Tom Jones and Amadeus are great movies. Modern Times is ok but not really my taste. Can’t remember Bread and Chocolate enough to know what I thought of it.
Wednesday, October 26, 2005, 12:57 PM
1) I believe the opening scene of a movie is important because it sets the overall tone of the movie and also serves to grab the attention of the moviegoer and keep them around for the length of the film. The first scene can explain a lot about the movie and its central characters in a very short time. For instance, in Franco Brusati’s Bread and Chocolate we learn a lot about the movies main character, Nino, through his actions and interactions with other people.
The movie begins with Nino in a public park. He is well dressed, leading viewers to believe he is someone important. However we quickly we learn who he really is. He loudly eats a sandwich and disrupts a group of musicians. Now it is a public park and he has a right to be there as much as them, but does he need to eat so loudly? Then he bothers a nanny while she tries to watch her charge. She does not want to talk to him but he persists anyway, pestering her with questions. He also invites himself into this boy’s game of soccer. We now know that Nino is rude and a pest with a very
self absorbed personality. We can understand his behavior the rest of the movie because we know who he is.
The major theme of Bread and Chocolate is Nino not fitting in anywhere Switzerland. He is rejected everywhere he goes and the people and places that don’t reject him, he rejects them instead. The opening sequence shows Nino trying to fit in where he doesn’t belong, a repeating theme throughout the movie.
2) The protagonist in Tom Jones is Tom Jones himself.
We meet him as a newborn baby and leave him as a young adult. He faces many obstacles in his life and they are all due to the fact that he is an orphan boy without real parents. Even though he is raised like he is the son of the landowner he is not actually a member of the family. He is technically an outsider to the family and to the town where he lives. These both allow him freedom while also placing obstacles in his path. Like Mozart Tom is a naïve and happy person, he does not understand the put-upon people must use to
get by and subsequently does not use them.
Tom does not pass from one stage of his life to another easily. Again he is an orphan, abandoned by his mother. Then he gets kicked out of the house through trickery by his step-brother. He gets into a fight with an army officer, gets robbed of all his money, is used by the aunt of his love and finally is framed for murder. Tom is a simpler happy person so is naturally a target for people looking to punish other people for their own shortcomings. Tom’s upbeat attitude and good heart get him through until the end when those that truly care for him finally expose themselves and come to his aid.
6) What separates great artists from regular people is recognition of natural ability followed with an insane dedication to that ability. While others are dedicating themselves to fitting in to society the artist practices and perfects their ability. There is a trade-off as the artist is typically misunderstood as people try to make them conform to society’s rules and standards. Mozart was frowned upon because he laughed and let his music go naturally to its

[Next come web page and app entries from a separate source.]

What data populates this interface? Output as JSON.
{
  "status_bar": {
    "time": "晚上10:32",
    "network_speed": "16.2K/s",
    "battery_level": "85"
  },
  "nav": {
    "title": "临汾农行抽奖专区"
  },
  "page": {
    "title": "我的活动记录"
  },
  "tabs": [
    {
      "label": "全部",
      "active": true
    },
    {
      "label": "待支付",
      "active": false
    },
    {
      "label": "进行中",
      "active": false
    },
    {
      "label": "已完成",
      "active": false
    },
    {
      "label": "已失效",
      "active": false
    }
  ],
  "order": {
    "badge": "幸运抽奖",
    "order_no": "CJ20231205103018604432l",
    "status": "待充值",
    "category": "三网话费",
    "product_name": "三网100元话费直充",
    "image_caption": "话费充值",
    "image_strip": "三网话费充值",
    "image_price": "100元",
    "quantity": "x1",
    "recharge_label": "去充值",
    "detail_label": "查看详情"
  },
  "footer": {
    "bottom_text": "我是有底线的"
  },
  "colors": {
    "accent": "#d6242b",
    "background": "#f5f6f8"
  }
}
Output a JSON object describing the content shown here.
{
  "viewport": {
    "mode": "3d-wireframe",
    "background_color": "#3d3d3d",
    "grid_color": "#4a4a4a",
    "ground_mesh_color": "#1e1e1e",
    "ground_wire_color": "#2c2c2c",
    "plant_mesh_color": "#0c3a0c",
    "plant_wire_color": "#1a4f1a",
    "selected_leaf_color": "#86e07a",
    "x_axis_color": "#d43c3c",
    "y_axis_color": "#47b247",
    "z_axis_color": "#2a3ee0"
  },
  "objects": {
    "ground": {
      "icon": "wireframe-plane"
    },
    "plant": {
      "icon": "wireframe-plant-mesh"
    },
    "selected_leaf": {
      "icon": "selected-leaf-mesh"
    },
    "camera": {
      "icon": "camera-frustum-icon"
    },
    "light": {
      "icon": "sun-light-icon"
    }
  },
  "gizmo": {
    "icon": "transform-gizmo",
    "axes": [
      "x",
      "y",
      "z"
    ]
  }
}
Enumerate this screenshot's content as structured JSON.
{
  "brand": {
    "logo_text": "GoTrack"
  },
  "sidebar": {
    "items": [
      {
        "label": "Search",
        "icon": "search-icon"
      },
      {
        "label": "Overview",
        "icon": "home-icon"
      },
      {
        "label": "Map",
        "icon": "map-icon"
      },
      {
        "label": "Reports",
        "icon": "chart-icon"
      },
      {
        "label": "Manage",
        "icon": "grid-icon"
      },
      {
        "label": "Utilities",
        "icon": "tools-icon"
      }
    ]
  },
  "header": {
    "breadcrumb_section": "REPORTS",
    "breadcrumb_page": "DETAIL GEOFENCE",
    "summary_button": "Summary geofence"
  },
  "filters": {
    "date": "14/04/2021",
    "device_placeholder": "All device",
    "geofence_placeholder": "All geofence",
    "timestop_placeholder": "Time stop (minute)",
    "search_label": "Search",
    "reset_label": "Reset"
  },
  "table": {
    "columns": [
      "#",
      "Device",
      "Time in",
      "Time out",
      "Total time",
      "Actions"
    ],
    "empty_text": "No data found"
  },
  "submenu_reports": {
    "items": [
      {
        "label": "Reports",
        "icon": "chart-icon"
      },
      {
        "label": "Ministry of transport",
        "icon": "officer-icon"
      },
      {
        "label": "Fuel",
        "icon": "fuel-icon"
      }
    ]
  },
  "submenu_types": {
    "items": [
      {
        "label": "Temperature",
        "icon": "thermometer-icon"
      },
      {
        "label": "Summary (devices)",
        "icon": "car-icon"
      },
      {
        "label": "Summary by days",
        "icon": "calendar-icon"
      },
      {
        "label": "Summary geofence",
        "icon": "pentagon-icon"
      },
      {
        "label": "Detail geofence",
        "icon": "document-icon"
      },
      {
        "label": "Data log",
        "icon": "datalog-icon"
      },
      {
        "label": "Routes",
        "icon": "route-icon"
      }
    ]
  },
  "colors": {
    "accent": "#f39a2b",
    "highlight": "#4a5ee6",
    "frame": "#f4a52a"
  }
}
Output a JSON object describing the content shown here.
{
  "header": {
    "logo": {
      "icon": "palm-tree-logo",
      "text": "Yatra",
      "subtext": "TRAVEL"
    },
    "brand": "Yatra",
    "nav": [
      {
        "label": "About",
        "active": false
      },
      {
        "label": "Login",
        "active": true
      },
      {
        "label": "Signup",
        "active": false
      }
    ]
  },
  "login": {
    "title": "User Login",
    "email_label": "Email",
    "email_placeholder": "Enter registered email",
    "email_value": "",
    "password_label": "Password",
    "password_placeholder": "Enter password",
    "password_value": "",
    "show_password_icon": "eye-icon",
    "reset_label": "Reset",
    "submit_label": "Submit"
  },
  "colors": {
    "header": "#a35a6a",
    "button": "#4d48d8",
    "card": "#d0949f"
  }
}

destination. He lived in a world of kings and because he wasn’t royalty he was somehow less a person. He was superior because of his talent but that didn’t matter to people whose only purpose was to acquire power and money for themselves. Unlike Mozart, Joe Gideon was actually the king of his little world, everything revolved around him, people wanted to fit into his world. He was in charge so he didn’t have to tip toe around pleasing people. This may have been his downfall as no one was in a position to talk him out of his bad habits; he was the king and nobody tells the king what to do. Mozart as we saw had the ruling class working against him; they hated and resented his ability and carefree attitude and wanted to destroy him because of it.
When we look back at certain times in history it is the greatest people of that time whom we remember. I had never heard of Salieri until I first saw Amadeus but of course I knew who Mozart was. The king of Austria and his court were also unfamiliar to me. An academic may know them but the average person does not. The same with contemporary people like Bob Fosse. His musicals are performed over and over again even after his death but men with the money, who are they? The artist adds everlasting beauty and joy to the world.
3) Charlie Chaplin’s Little Tramp is like someone banging their head against a wall. He fights and fights and fights against the powers that be, he never wins and he never gives up the fight. He is not the typical person. Performing tasks repeatedly are not for him. He could go be an artist somewhere but in Modern Times he has a point to get across. Are people machines to be used until they break down and get replaced? Well in society’s view people are merely machines or tools to be used. It has been that way ever since it was decided that humans needed a ruling class. It was made worse with the industrial revolution when it was discovered rich people could be made that much wealthier off the labor of others. The Little Tramp is stuck in this position in the beginning of the movie. When fired from his job he is temporarily freed from his chains but society doesn’t want free people and drags him back in. He
continues to fight even though he does not know he is fighting. He merely wants to live and get by but seemingly has no idea to the amount of rules placed on the average person. Ever step he takes leads him into another wall. He never really interacts with the world. He is another artistic minded person who can’t fit in and is punished for it.